If a spammer is spreading spam and using a forged address that is one of
mine, and your server first accepts that spam and then bounces it to the
forged from address, mine, I will not hesitate one minute to cause your
server to be listed on RBL!

 

If the destination email address is non-existent, you must reject, not
accept then bounce.

 

John T

eServices For You

 

"Seek, and ye shall find!"

 

-----Original Message-----
From: exchangelist-bounce@xxxxxxxxxxxxx
[mailto:exchangelist-bounce@xxxxxxxxxxxxx] On Behalf Of William Holmes
Sent: Monday, October 23, 2006 12:20 PM
To: exchangelist@xxxxxxxxxxxxx
Subject: [ExchangeList] Re: I NEED TO GRIPE!

 

I am not ignoring spam. I am ignoring RTBL because of their marginal
usefulness and the fact that they can change their policy and affect
email
flow to my organization.  In my environment they improve the detection
of
spam only by about 3% while preventing quiet a bit of legitimate mail.
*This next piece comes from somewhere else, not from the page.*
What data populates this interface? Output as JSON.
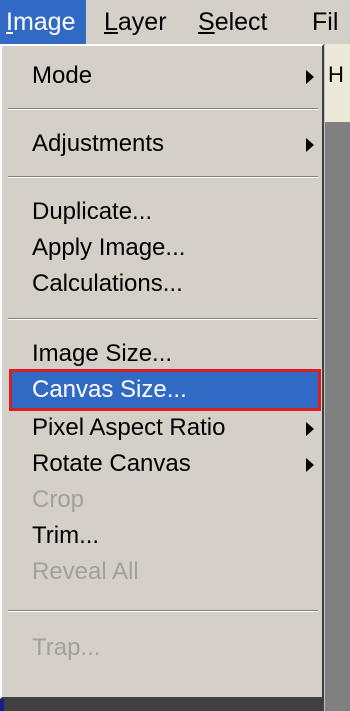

I
find Bayesian filters much more effective and they don't "decide" to
change
policy on a whim. 

 

It is not appropriate (at least in my opinion) to violate RFC822 just to
say
you are a more effective spam filter. This is ostensibly what they
(spamacop) are doing.  Then again if you don't agree you are welcome to
continue using their services.

 

Bill

 

  _____  

From: exchangelist-bounce@xxxxxxxxxxxxx
[mailto:exchangelist-bounce@xxxxxxxxxxxxx] On Behalf Of Moon, Brendan
Sent: Monday, October 23, 2006 1:58 PM
To: exchangelist@xxxxxxxxxxxxx
Subject: [ExchangeList] Re: I NEED TO GRIPE!

 

Sticking your head in the sand isn't going to solve the problem.
Neither is
avoiding the use of RBLs in your own shop.  The point is that the
'generally
accepted' customs and standards change with the times.

 

Most spam senders falsify the "from" address.  This means that the NDRs
you
send out to the Internet go to a forged address, and end up in some
unsuspecting soul's mailbox.  As Spamcop asserts, this is arguably just
as
bad as the original spam.

 

 

 - Brendan Moon




------------------------------

End of exchangelist Digest V1 #227
**********************************
-------------------------------------------------------
List Archives: http://www.freelists.org/archives/exchangelist/  
MSExchange Newsletter: http://www.msexchange.org/pages/newsletter.asp 
MSExchange Articles and Tutorials:
http://www.msexchange.org/articles_tutorials/ 
MSExchange Blogs: http://blogs.msexchange.org/ 
-------------------------------------------------------
Visit TechGenix.com for more information about our other sites:
http://www.techgenix.com 
-------------------------------------------------------
To unsubscribe visit http://www.msexchange.org/pages/exchangelist.asp
Report abuse to listadmin@xxxxxxxxxxxxxx 

-------------------------------------------------------
List Archives: http://www.freelists.org/archives/exchangelist/
MSExchange Newsletter: http://www.msexchange.org/pages/newsletter.asp
MSExchange Articles and Tutorials: http://www.msexchange.org/articles_tutorials/
MSExchange Blogs: http://blogs.msexchange.org/
-------------------------------------------------------
Visit TechGenix.com for more information about our other sites:
http://www.techgenix.com
-------------------------------------------------------
To unsubscribe visit http://www.msexchange.org/pages/exchangelist.asp
Report abuse to listadmin@xxxxxxxxxxxxxx

Other related posts:

  • » [ExchangeList] Re: exchangelist Digest V1 #227